The blendery currently has five former spirit barrels of its own, and the number is constantly changing. Much of the blending and maceration of their fruited beers takes place in plastic fermenters, while the oak barrels are generally used to impart the flavors of former Scotch, bourbon, and Belgian whisky casks to lambic. This is done to produce lambics such as “Lowland Whisky Geuze” and others.
Because small batches are made, it is possible to blend in just a small amount of young lambic with older lambics to achieve a good character. “My batches in the oak casks are about 250 liters,” says Geert.
Geert says: “At the end of 2023, I had an idea that I had been thinking about for some time. I released a recipe for serving a mulled (warmed) geuze. Because geuzes have a reputation for being a good thirst quencher on hot summer days, I wanted to show that they can also be typical for cold winter days, as well as for the holidays as a winter beer.”
Center: a magnum sized bottle of blackberry geuze.
Geert says: “At first, the plans were to fill only 37.5 cl bottles for restaurants and bars, and to only release 75 cl size bottles to the public. But, due to the request of several lambic enthusiasts, I started filling magnums. These are made to order as much as possible, with a name label if possible.”
Geert commented: “Other third parties also asked me to sell everything I made to them. Then, they would do the distribution of the beers. As a passionate lambic beer lover, I refused to do that. I wanted to have as much of a bond with my customers as possible.”
While at Publitasting headquarters, we tasted some of Geert’s creations on draft in his cozy cellar, which is filled with all sorts of Belgian brews, including many lambics. These included Bloedappelsien Lambiek (Blood Orange Lambic); Islay Whisky Lambiek; and Rode Rozen Lambiek (Red Rose Lambic.) All were very interesting, very tasty, and quite distinctive. In short, very worthy lambic beers!
Geert remarked: “Publitasting is also working on some collaboration beers with other breweries. I blend their beers with lambic, and these brews ferment again in tanks, and are later bottled. Publitasting also makes or helps make lambic beers for other entities, such as hotels, restaurants, and cafes.”
A glass of Publitasting Bloedappelsien Lambiek (Blood Orange Lambic) on draft. It was delicious!
Publitasting even has its own pate, which is made with Schaarbeekse Oude Kriek.
Publitasting Schaarbeekse Oude Kriek pate.
Publitasting bottles in the cellar of the blendery.
Geert also opened bottles of his Fenugreek Lambic and Incabes Lambic.
As to where you can buy or taste the Publitasting lambics, Geert had this to say: “Our beers are available to drink at cafes, bars, and restaurants such as Beerlovers Bar in Antwerp; De Gebrande Winning in Sint-Truiden; Hops ‘N More (which has a bar, and is a retail shop as well) in Leuven; In de Verzekering tegen de Grote Dorst in Eizeringen; Kaffee Bazaar in Ieper; Bierkroeg ‘t Kruiske in Deerlijk; Bar Rose Red in Bruges; Taratata, in Hasselt; and In ‘t Spinnekopke In Brussels.

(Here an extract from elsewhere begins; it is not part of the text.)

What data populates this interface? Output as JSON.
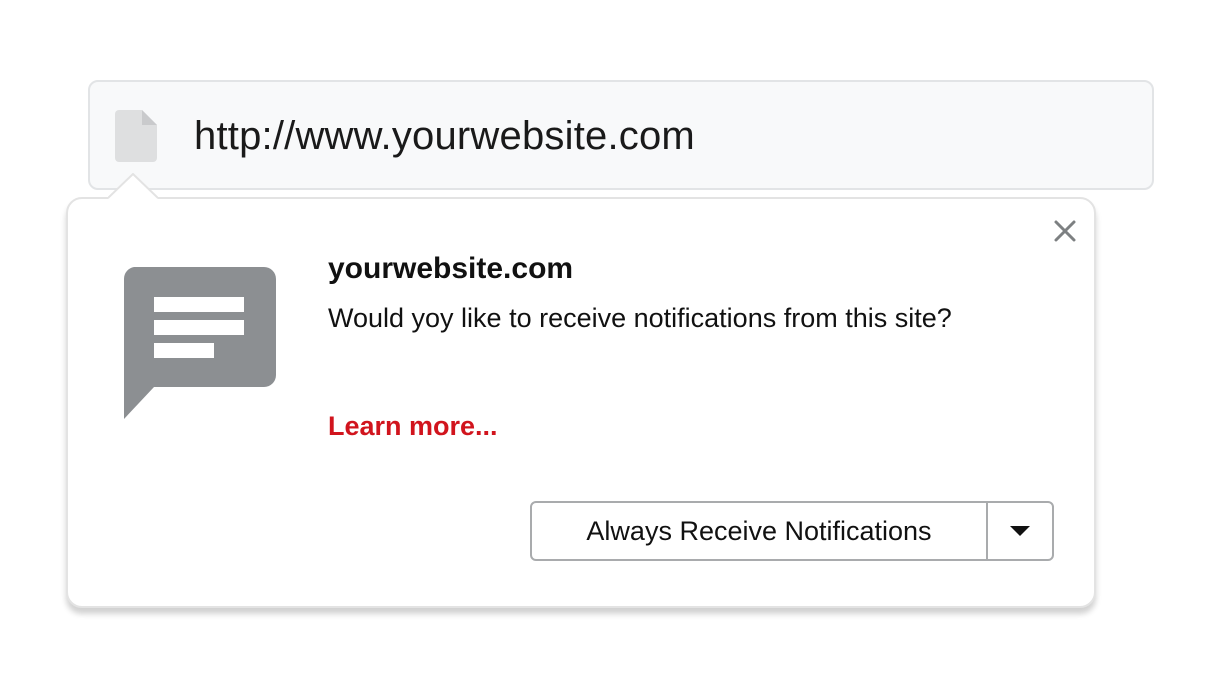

There are also retail (take away) shops where the Publitasting beers can be found, which include: Bierpaleis Museum in Bruges; Dranken Geers in Oostakker, near Ghent; Dranken Marlou in Zonhoven; Bierhandel Willems & Zoon in Grobbendonk; DVins in Houffalize; and Stacks in Sint-Kruis and Sint-Andries, both near Bruges.
A cellar full of various lambics at Publitasting.
Another shot of a cellar full of lambics and other adult beverages at Publitasting
Geert commented: “I rarely attend beer or other festivals, as Publitasting continues its focus on limited edition lambics.”
There are also numerous visits to the home blendery, mainly with foreign guests. Visits are only possible by appointment. Email: email@example.com
I highly recommend seeking out the Publitasting geuzes, wherever you can find them!